"We're just not seeing the number of people we (usually) see this time of year," said Bryan Little, director of farm labor affairs at the California Farm Bureau Federation.
Steward, president of the Sacramento County Farm Bureau, said he has only a fraction of the 40 workers he depends on to tend the 1,000 acres of vineyards he manages in Amador and San Joaquin counties.
"I've never seen it this bad," he said, though he's heard that there are "a lot of good workers who are busy picking cherries."
But cherry growers say their labor situation is only marginally better.
Laborers available to harvest San Joaquin County's lucrative cherry crop are down as much as 30 percent, according to the county's farm bureau. At cherry grower Rutledge Farms in Woodbridge, near Lodi, 60 laborers are doing the work that 80 or 90 would in a typical year.
San Joaquin County is an agricultural powerhouse in California built on dairy, wine grapes, tree nuts and the sweet cherries being picked now. The county's sweet-cherry crop alone is valued at more than $185.5 million, according to the California Farm Bureau.

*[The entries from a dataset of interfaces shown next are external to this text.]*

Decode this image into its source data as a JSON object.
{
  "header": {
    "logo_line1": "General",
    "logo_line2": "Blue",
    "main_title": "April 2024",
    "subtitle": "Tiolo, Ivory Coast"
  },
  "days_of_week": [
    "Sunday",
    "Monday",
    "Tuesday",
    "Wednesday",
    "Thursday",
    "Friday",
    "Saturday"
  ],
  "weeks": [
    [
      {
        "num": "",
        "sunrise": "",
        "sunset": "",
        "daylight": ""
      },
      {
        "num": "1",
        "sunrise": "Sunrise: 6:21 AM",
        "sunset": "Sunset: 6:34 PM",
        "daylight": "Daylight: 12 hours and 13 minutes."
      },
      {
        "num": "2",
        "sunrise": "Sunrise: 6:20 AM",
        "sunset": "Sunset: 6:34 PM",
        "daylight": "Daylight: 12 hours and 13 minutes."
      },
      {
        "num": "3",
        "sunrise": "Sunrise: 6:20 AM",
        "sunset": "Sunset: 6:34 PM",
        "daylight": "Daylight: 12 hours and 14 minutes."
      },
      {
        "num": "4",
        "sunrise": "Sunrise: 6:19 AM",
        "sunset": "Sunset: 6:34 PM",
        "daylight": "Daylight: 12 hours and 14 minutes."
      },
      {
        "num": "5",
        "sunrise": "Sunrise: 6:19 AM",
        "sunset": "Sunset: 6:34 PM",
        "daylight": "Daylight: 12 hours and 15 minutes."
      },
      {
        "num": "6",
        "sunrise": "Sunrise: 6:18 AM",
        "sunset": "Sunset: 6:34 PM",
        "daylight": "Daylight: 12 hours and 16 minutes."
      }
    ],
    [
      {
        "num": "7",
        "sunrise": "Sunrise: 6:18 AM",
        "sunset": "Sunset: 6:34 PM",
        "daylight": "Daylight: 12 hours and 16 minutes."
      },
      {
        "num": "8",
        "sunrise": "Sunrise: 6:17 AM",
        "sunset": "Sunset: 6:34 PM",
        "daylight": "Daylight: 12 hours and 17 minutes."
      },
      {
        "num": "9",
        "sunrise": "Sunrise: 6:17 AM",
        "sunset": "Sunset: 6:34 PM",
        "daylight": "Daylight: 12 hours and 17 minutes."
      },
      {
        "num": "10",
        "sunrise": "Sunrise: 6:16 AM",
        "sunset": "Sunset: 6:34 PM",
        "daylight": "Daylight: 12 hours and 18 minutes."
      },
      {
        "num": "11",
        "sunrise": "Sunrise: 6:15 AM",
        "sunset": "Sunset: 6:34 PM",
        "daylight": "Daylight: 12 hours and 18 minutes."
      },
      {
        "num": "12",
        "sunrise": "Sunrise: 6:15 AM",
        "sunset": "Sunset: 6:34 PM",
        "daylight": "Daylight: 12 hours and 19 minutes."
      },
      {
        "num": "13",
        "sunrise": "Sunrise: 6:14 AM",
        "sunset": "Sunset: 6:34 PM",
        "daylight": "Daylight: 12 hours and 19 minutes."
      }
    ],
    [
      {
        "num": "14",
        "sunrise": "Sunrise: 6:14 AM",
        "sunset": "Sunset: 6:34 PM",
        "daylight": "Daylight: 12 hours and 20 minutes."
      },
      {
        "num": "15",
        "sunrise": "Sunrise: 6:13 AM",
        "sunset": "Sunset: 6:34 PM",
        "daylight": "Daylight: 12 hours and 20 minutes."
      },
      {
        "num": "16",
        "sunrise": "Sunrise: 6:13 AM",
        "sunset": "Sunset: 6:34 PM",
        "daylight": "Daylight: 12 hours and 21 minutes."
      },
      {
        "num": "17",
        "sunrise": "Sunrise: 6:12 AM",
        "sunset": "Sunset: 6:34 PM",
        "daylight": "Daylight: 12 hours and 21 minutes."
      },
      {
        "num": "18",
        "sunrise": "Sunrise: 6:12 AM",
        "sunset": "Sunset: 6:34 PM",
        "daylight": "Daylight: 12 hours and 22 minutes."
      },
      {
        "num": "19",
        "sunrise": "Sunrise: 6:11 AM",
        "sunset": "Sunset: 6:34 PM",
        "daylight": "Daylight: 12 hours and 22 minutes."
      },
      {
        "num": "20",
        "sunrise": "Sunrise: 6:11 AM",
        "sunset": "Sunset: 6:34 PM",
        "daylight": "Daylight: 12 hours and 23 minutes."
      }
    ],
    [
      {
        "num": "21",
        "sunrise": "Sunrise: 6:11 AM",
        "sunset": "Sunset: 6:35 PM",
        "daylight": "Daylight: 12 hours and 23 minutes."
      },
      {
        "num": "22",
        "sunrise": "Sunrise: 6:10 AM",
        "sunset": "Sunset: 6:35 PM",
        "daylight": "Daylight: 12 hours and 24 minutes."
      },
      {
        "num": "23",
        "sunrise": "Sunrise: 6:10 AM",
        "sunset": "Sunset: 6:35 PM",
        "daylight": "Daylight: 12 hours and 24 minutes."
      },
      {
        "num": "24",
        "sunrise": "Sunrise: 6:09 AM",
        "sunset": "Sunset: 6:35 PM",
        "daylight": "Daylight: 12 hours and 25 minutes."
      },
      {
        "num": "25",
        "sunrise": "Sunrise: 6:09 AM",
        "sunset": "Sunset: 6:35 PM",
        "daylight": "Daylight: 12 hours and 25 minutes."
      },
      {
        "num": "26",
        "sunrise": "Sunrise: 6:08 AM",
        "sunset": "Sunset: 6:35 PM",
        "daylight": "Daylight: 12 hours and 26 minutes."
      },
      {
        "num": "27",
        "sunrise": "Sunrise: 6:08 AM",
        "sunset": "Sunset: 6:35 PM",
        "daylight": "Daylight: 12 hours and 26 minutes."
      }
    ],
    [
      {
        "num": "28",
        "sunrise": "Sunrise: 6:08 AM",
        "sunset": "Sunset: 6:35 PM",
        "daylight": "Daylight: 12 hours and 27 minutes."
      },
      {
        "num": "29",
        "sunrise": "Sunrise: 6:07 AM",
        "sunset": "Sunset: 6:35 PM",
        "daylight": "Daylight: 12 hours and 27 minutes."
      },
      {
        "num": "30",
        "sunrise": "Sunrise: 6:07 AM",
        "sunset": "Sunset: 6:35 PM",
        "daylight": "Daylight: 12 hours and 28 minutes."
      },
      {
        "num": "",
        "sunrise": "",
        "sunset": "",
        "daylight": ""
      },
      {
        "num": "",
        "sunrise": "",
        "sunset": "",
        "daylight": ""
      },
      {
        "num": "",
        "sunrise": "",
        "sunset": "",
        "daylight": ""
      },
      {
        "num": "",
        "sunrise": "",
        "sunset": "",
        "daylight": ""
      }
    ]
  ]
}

The cherry harvest is a quick one, just days long and very labor-intensive. Shakers and other machines are useless in gathering the delicate fruit. Only pickers need apply.
"I hope what we've seen is an aberration," Bruce Blodgett, executive director of the San Joaquin County Farm Bureau, said of the labor shortage.
California growers hope so, too. Early crops such as asparagus, blueberries and cherries are in, but soon will come more stone fruit, strawberries and the salad bowl crops – carrots, lettuce, mushrooms and peppers – all crops that need hands in the soil.
California Farm Bureau officials say that as many as 225,000 workers toil on the state's farmland, a number that typically grows to about 450,000 by the heavy harvest season in September.
Farm labor contractors saw warning signs as early as last year's grape harvest when a late season stretched the labor supply to the limit, said Guadalupe Sandoval, managing director of the Sacramento-based California Farm Labor Contractor Association.
"Things didn't ripen until late so everybody needed workers at the same time," Sandoval said. "There weren't enough crews out there. That was our canary in the coal mine."
Reasons for the brake on Mexican immigrant labor are many.
Prices asked by the "coyotes" who smuggle workers across the border continue to rise – as high as $7,500, Sandoval is told. And, he said, "There's no guarantee of getting across. The coyotes may take your money. Maybe your life, as well."
The narco-terrorism plaguing Mexico makes an already treacherous journey north even more perilous.
Jeff Passell, a senior demographer at the Pew Hispanic Center in Washington, D.C., said surveys tracking the Mexican labor force "show a huge drop in the number of people setting out from Mexico. It's not surprising that that's having an effect on agriculture."
"There's a lot of factors feeding into this," Passell continued. "We're looking at a severely reduced demand for unauthorized immigrants, increased enforcement and a ramp-up in violence that makes it more dangerous to get to the border."
Mexico's demographics are changing, too, said Little, of the state Farm Bureau Federation.
Families are getting smaller and the population is aging, shrinking the number of workers crossing the border to follow the crops, Little said.
"That gigantic overlay of young people in the 1970s and 1980s – it just isn't there anymore," he said.
It's not clear if farm labor shortages will continue, or what can be done to change the situation. Lawmakers have battled for years about various immigration reform strategies, including the guest-worker programs favored by many in the agricultural industry.
But Chuck Dudley, president of the Yolo County Farm Bureau, said the implications for American food consumers are severe if shortages worsen.
"It boils down to the fact that if labor continues as it is now the ability to get a wide variety of food to table is somewhat in jeopardy," Dudley said. "If you don't get it planted, picked and packed, it won't get to the table."